§ **Task statement**
Only the pictures are to be left out; write out the rest of the data exactly.

§ **Data for this task**
=== Section Start ===

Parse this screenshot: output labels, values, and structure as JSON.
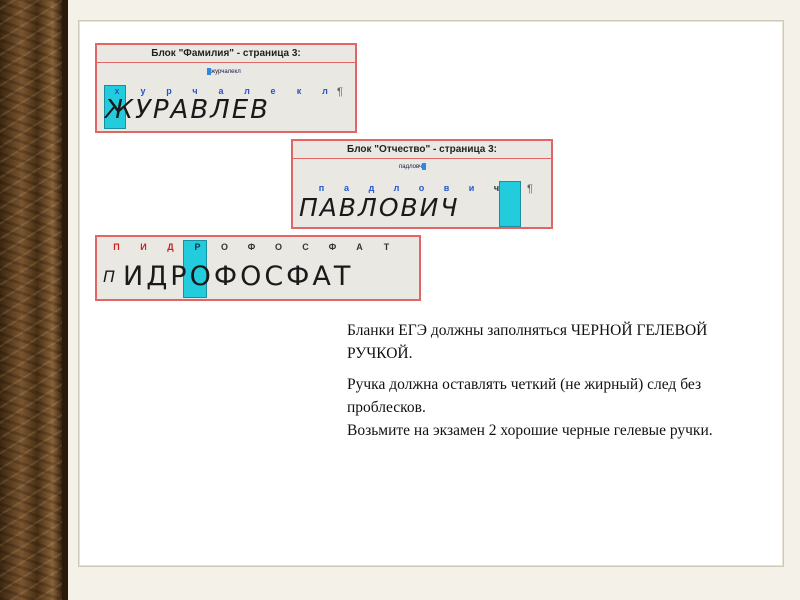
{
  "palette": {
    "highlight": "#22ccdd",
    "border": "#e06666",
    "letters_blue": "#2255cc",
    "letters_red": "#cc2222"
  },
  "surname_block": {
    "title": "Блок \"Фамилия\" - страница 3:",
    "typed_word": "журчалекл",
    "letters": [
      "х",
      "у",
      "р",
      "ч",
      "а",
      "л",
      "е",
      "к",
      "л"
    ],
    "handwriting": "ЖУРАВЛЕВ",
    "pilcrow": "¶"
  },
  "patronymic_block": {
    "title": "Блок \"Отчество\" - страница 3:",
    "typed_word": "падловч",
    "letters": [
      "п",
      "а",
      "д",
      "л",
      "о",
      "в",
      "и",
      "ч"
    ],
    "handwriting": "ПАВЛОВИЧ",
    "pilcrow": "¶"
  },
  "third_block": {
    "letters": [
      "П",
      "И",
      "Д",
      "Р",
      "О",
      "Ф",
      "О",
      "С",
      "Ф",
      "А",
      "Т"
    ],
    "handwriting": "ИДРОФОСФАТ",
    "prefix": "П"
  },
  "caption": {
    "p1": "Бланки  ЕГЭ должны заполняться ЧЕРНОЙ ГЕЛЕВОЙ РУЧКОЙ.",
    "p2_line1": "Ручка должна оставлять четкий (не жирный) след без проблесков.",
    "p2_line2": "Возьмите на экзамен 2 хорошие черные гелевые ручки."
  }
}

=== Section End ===

§ **The completed task**
Parse this screenshot: output labels, values, and structure as JSON.
{
  "palette": {
    "highlight": "#22ccdd",
    "border": "#e06666",
    "letters_blue": "#2255cc",
    "letters_red": "#cc2222"
  },
  "surname_block": {
    "title": "Блок \"Фамилия\" - страница 3:",
    "typed_word": "журчалекл",
    "letters": [
      "х",
      "у",
      "р",
      "ч",
      "а",
      "л",
      "е",
      "к",
      "л"
    ],
    "handwriting": "ЖУРАВЛЕВ",
    "pilcrow": "¶"
  },
  "patronymic_block": {
    "title": "Блок \"Отчество\" - страница 3:",
    "typed_word": "падловч",
    "letters": [
      "п",
      "а",
      "д",
      "л",
      "о",
      "в",
      "и",
      "ч"
    ],
    "handwriting": "ПАВЛОВИЧ",
    "pilcrow": "¶"
  },
  "third_block": {
    "letters": [
      "П",
      "И",
      "Д",
      "Р",
      "О",
      "Ф",
      "О",
      "С",
      "Ф",
      "А",
      "Т"
    ],
    "handwriting": "ИДРОФОСФАТ",
    "prefix": "П"
  },
  "caption": {
    "p1": "Бланки  ЕГЭ должны заполняться ЧЕРНОЙ ГЕЛЕВОЙ РУЧКОЙ.",
    "p2_line1": "Ручка должна оставлять четкий (не жирный) след без проблесков.",
    "p2_line2": "Возьмите на экзамен 2 хорошие черные гелевые ручки."
  }
}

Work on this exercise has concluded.